- **INSTRUCTIONS FOR THE TASK**
Only lines with the string "icon" should be returned from the data below.

§ §

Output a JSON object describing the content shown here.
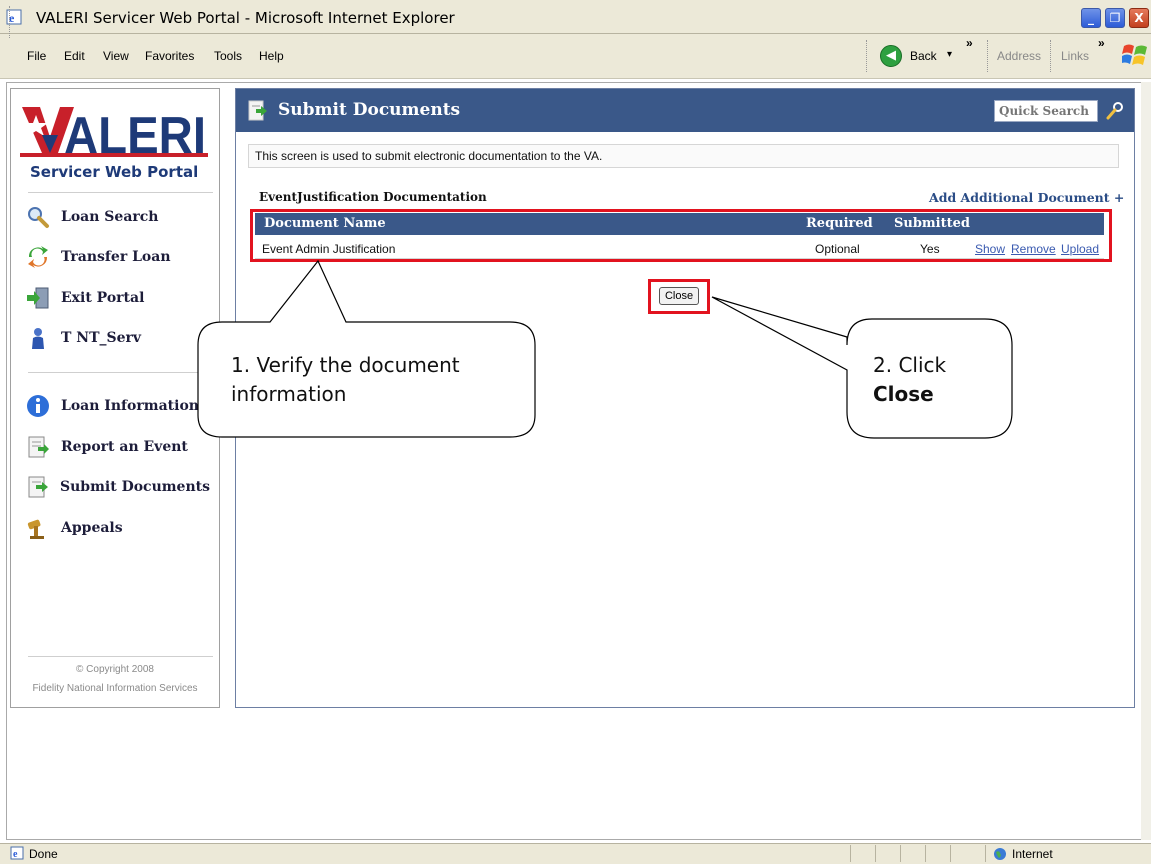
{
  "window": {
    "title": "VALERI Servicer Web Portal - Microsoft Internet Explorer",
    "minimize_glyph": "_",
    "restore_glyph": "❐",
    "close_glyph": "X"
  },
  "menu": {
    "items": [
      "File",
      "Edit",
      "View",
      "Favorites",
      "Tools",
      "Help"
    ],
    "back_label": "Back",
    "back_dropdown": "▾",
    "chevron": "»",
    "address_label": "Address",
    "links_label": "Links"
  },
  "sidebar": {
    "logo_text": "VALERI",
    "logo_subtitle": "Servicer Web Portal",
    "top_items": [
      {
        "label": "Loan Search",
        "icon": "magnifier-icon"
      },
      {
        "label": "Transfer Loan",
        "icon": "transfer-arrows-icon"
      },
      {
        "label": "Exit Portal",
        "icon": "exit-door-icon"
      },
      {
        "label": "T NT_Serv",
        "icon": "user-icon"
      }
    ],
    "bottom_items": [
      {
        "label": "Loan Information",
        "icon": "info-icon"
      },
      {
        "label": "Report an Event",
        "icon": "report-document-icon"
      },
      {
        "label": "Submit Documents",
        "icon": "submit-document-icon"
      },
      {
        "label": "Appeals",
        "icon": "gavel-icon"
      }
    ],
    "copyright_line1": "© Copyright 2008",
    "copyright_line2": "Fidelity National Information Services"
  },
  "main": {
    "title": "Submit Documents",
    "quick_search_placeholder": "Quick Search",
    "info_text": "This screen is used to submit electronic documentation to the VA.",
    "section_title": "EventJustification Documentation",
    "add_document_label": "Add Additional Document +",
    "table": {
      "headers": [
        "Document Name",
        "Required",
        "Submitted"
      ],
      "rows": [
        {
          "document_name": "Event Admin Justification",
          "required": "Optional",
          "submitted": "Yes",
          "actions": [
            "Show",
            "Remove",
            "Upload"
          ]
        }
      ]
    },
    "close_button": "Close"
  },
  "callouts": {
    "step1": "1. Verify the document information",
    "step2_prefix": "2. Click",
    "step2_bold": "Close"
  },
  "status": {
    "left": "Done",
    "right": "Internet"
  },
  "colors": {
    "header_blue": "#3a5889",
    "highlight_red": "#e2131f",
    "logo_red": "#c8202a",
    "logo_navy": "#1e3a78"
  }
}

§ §

- **OUTPUT BELOW**
        "icon": "magnifier-icon"
        "icon": "transfer-arrows-icon"
        "icon": "exit-door-icon"
        "icon": "user-icon"
        "icon": "info-icon"
        "icon": "report-document-icon"
        "icon": "submit-document-icon"
        "icon": "gavel-icon"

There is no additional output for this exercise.